BEGIN Supplied entries

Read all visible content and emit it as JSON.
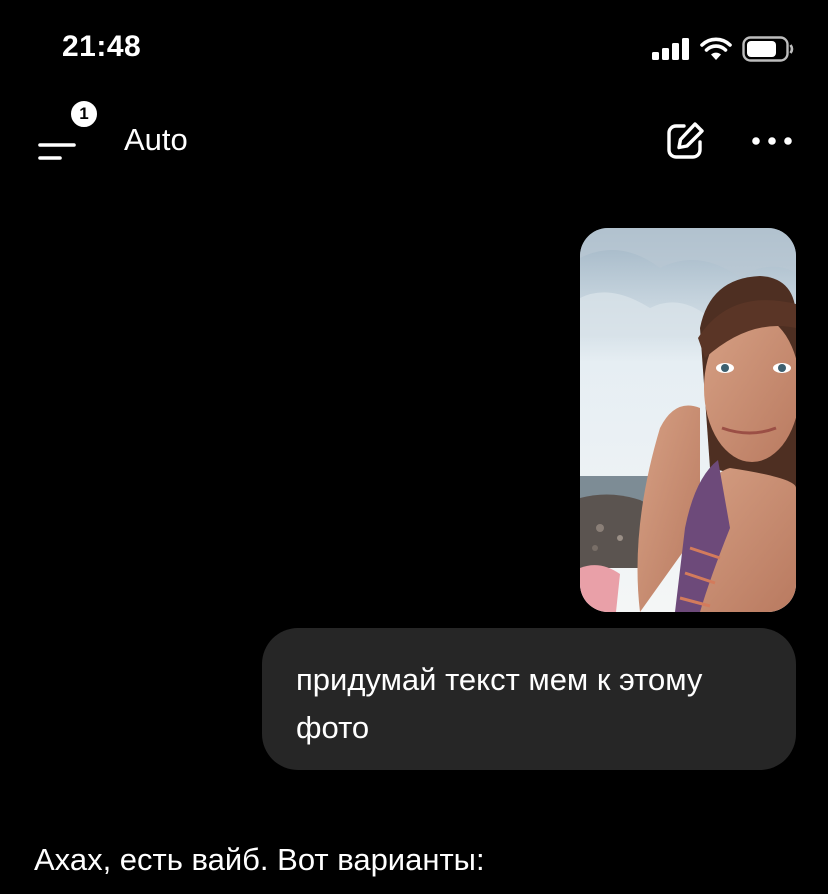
{
  "status_bar": {
    "time": "21:48",
    "icons": [
      "signal-icon",
      "wifi-icon",
      "battery-icon"
    ]
  },
  "header": {
    "menu_icon": "menu-icon",
    "badge_count": "1",
    "model_label": "Auto",
    "edit_icon": "edit-icon",
    "more_icon": "more-icon"
  },
  "conversation": {
    "user_image": "selfie photo on beach",
    "user_message": "придумай текст мем к этому фото",
    "assistant_message": "Ахах, есть вайб. Вот варианты:"
  },
  "colors": {
    "background": "#000000",
    "user_bubble": "#262626",
    "text": "#ffffff"
  }
}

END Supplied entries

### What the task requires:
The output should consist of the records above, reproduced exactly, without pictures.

### Result for this task:
Read all visible content and emit it as JSON.
{
  "status_bar": {
    "time": "21:48",
    "icons": [
      "signal-icon",
      "wifi-icon",
      "battery-icon"
    ]
  },
  "header": {
    "menu_icon": "menu-icon",
    "badge_count": "1",
    "model_label": "Auto",
    "edit_icon": "edit-icon",
    "more_icon": "more-icon"
  },
  "conversation": {
    "user_image": "selfie photo on beach",
    "user_message": "придумай текст мем к этому фото",
    "assistant_message": "Ахах, есть вайб. Вот варианты:"
  },
  "colors": {
    "background": "#000000",
    "user_bubble": "#262626",
    "text": "#ffffff"
  }
}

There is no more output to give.